= Beginning of Section =

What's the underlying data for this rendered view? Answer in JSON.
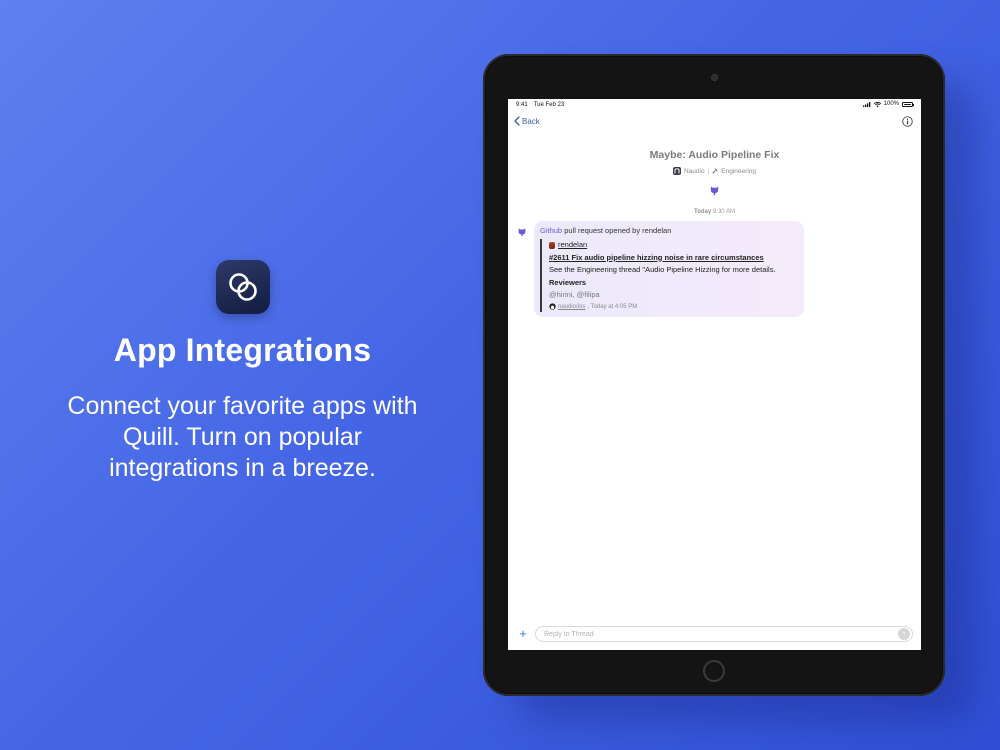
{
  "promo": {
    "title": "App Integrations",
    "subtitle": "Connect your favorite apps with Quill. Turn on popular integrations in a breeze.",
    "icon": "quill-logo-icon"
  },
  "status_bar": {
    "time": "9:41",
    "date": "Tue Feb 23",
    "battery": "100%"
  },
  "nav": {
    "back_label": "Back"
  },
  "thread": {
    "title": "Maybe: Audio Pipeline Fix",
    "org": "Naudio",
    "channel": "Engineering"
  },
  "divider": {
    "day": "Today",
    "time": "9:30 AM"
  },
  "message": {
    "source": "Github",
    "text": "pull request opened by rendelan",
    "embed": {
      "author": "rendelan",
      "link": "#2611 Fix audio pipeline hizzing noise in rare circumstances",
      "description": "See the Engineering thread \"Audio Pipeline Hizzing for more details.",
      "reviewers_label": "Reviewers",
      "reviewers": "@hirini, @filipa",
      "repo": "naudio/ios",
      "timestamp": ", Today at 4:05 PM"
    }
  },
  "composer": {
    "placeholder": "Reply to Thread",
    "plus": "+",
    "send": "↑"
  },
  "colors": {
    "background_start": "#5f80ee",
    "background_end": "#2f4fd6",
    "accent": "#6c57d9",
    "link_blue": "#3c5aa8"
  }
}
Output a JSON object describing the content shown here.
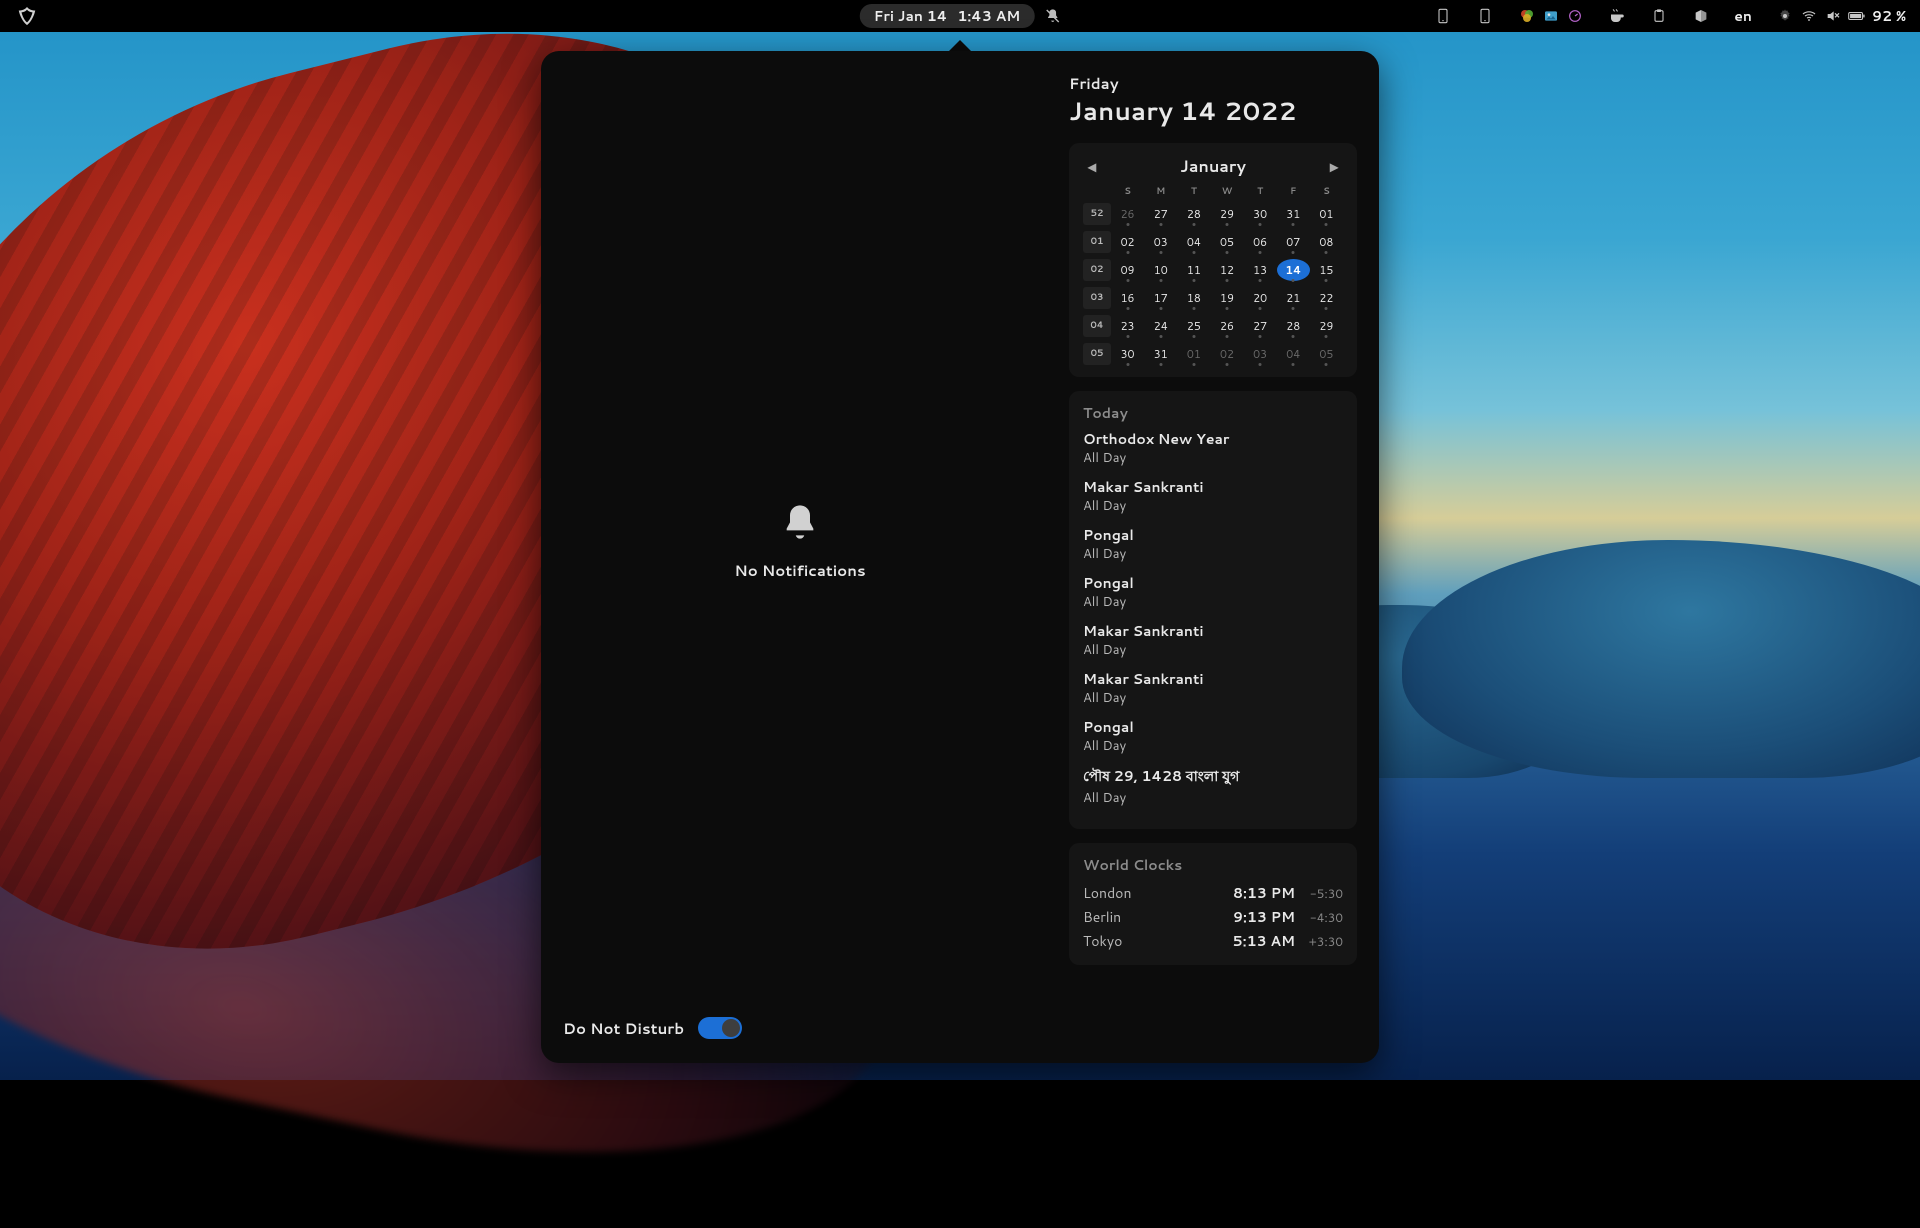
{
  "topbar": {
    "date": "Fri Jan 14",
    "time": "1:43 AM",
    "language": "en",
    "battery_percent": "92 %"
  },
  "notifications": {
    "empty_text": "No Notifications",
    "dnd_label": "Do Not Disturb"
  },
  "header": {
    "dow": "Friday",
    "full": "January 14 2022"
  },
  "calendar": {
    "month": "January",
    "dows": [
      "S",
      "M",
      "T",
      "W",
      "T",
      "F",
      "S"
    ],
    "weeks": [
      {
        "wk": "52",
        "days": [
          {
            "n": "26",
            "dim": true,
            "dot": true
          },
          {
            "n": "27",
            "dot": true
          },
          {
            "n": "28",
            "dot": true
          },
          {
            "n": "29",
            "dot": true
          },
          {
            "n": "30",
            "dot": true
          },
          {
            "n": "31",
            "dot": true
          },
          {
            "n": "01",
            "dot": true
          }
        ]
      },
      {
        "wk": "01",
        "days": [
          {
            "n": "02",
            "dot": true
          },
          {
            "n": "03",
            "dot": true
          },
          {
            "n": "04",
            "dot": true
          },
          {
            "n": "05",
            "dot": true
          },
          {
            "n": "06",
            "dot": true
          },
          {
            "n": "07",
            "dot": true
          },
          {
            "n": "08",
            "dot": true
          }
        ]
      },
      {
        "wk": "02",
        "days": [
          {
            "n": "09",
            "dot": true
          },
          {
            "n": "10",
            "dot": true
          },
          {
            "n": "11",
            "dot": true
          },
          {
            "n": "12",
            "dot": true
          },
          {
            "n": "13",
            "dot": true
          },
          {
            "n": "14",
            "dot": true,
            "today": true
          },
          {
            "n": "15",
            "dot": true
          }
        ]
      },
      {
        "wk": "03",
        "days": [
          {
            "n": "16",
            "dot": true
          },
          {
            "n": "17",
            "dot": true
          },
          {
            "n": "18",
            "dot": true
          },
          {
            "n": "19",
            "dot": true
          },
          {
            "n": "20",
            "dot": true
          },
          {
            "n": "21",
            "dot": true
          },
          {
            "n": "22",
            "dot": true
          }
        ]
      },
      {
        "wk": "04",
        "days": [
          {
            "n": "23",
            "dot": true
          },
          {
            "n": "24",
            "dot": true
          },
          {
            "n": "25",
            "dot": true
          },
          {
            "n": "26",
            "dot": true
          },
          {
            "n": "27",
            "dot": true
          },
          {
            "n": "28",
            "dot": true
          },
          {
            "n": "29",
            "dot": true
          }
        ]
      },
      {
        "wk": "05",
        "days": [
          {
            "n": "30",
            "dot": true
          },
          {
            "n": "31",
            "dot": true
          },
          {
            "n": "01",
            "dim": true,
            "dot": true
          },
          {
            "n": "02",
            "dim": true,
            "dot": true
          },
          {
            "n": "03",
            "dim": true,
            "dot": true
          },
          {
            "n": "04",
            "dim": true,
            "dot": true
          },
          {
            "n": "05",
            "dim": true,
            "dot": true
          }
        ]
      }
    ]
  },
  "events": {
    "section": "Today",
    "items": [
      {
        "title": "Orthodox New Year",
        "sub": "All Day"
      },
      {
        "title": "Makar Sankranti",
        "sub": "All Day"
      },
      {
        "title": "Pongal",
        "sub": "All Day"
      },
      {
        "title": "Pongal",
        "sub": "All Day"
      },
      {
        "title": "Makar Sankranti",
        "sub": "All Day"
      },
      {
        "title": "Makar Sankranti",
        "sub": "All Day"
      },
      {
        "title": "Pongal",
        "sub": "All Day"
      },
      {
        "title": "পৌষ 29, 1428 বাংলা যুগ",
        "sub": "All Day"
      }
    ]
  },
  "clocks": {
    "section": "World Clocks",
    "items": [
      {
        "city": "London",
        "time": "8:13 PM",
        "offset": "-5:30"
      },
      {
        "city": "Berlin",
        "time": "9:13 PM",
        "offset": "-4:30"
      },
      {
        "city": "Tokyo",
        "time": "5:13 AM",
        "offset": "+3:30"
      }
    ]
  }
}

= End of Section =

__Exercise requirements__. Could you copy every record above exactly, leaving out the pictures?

__Solution for this task__.
What's the underlying data for this rendered view? Answer in JSON.
{
  "promo": {
    "title": "App Integrations",
    "subtitle": "Connect your favorite apps with Quill. Turn on popular integrations in a breeze.",
    "icon": "quill-logo-icon"
  },
  "status_bar": {
    "time": "9:41",
    "date": "Tue Feb 23",
    "battery": "100%"
  },
  "nav": {
    "back_label": "Back"
  },
  "thread": {
    "title": "Maybe: Audio Pipeline Fix",
    "org": "Naudio",
    "channel": "Engineering"
  },
  "divider": {
    "day": "Today",
    "time": "9:30 AM"
  },
  "message": {
    "source": "Github",
    "text": "pull request opened by rendelan",
    "embed": {
      "author": "rendelan",
      "link": "#2611 Fix audio pipeline hizzing noise in rare circumstances",
      "description": "See the Engineering thread \"Audio Pipeline Hizzing for more details.",
      "reviewers_label": "Reviewers",
      "reviewers": "@hirini, @filipa",
      "repo": "naudio/ios",
      "timestamp": ", Today at 4:05 PM"
    }
  },
  "composer": {
    "placeholder": "Reply to Thread",
    "plus": "+",
    "send": "↑"
  },
  "colors": {
    "background_start": "#5f80ee",
    "background_end": "#2f4fd6",
    "accent": "#6c57d9",
    "link_blue": "#3c5aa8"
  }
}
Output a JSON object describing the content shown here.
{
  "topbar": {
    "date": "Fri Jan 14",
    "time": "1:43 AM",
    "language": "en",
    "battery_percent": "92 %"
  },
  "notifications": {
    "empty_text": "No Notifications",
    "dnd_label": "Do Not Disturb"
  },
  "header": {
    "dow": "Friday",
    "full": "January 14 2022"
  },
  "calendar": {
    "month": "January",
    "dows": [
      "S",
      "M",
      "T",
      "W",
      "T",
      "F",
      "S"
    ],
    "weeks": [
      {
        "wk": "52",
        "days": [
          {
            "n": "26",
            "dim": true,
            "dot": true
          },
          {
            "n": "27",
            "dot": true
          },
          {
            "n": "28",
            "dot": true
          },
          {
            "n": "29",
            "dot": true
          },
          {
            "n": "30",
            "dot": true
          },
          {
            "n": "31",
            "dot": true
          },
          {
            "n": "01",
            "dot": true
          }
        ]
      },
      {
        "wk": "01",
        "days": [
          {
            "n": "02",
            "dot": true
          },
          {
            "n": "03",
            "dot": true
          },
          {
            "n": "04",
            "dot": true
          },
          {
            "n": "05",
            "dot": true
          },
          {
            "n": "06",
            "dot": true
          },
          {
            "n": "07",
            "dot": true
          },
          {
            "n": "08",
            "dot": true
          }
        ]
      },
      {
        "wk": "02",
        "days": [
          {
            "n": "09",
            "dot": true
          },
          {
            "n": "10",
            "dot": true
          },
          {
            "n": "11",
            "dot": true
          },
          {
            "n": "12",
            "dot": true
          },
          {
            "n": "13",
            "dot": true
          },
          {
            "n": "14",
            "dot": true,
            "today": true
          },
          {
            "n": "15",
            "dot": true
          }
        ]
      },
      {
        "wk": "03",
        "days": [
          {
            "n": "16",
            "dot": true
          },
          {
            "n": "17",
            "dot": true
          },
          {
            "n": "18",
            "dot": true
          },
          {
            "n": "19",
            "dot": true
          },
          {
            "n": "20",
            "dot": true
          },
          {
            "n": "21",
            "dot": true
          },
          {
            "n": "22",
            "dot": true
          }
        ]
      },
      {
        "wk": "04",
        "days": [
          {
            "n": "23",
            "dot": true
          },
          {
            "n": "24",
            "dot": true
          },
          {
            "n": "25",
            "dot": true
          },
          {
            "n": "26",
            "dot": true
          },
          {
            "n": "27",
            "dot": true
          },
          {
            "n": "28",
            "dot": true
          },
          {
            "n": "29",
            "dot": true
          }
        ]
      },
      {
        "wk": "05",
        "days": [
          {
            "n": "30",
            "dot": true
          },
          {
            "n": "31",
            "dot": true
          },
          {
            "n": "01",
            "dim": true,
            "dot": true
          },
          {
            "n": "02",
            "dim": true,
            "dot": true
          },
          {
            "n": "03",
            "dim": true,
            "dot": true
          },
          {
            "n": "04",
            "dim": true,
            "dot": true
          },
          {
            "n": "05",
            "dim": true,
            "dot": true
          }
        ]
      }
    ]
  },
  "events": {
    "section": "Today",
    "items": [
      {
        "title": "Orthodox New Year",
        "sub": "All Day"
      },
      {
        "title": "Makar Sankranti",
        "sub": "All Day"
      },
      {
        "title": "Pongal",
        "sub": "All Day"
      },
      {
        "title": "Pongal",
        "sub": "All Day"
      },
      {
        "title": "Makar Sankranti",
        "sub": "All Day"
      },
      {
        "title": "Makar Sankranti",
        "sub": "All Day"
      },
      {
        "title": "Pongal",
        "sub": "All Day"
      },
      {
        "title": "পৌষ 29, 1428 বাংলা যুগ",
        "sub": "All Day"
      }
    ]
  },
  "clocks": {
    "section": "World Clocks",
    "items": [
      {
        "city": "London",
        "time": "8:13 PM",
        "offset": "-5:30"
      },
      {
        "city": "Berlin",
        "time": "9:13 PM",
        "offset": "-4:30"
      },
      {
        "city": "Tokyo",
        "time": "5:13 AM",
        "offset": "+3:30"
      }
    ]
  }
}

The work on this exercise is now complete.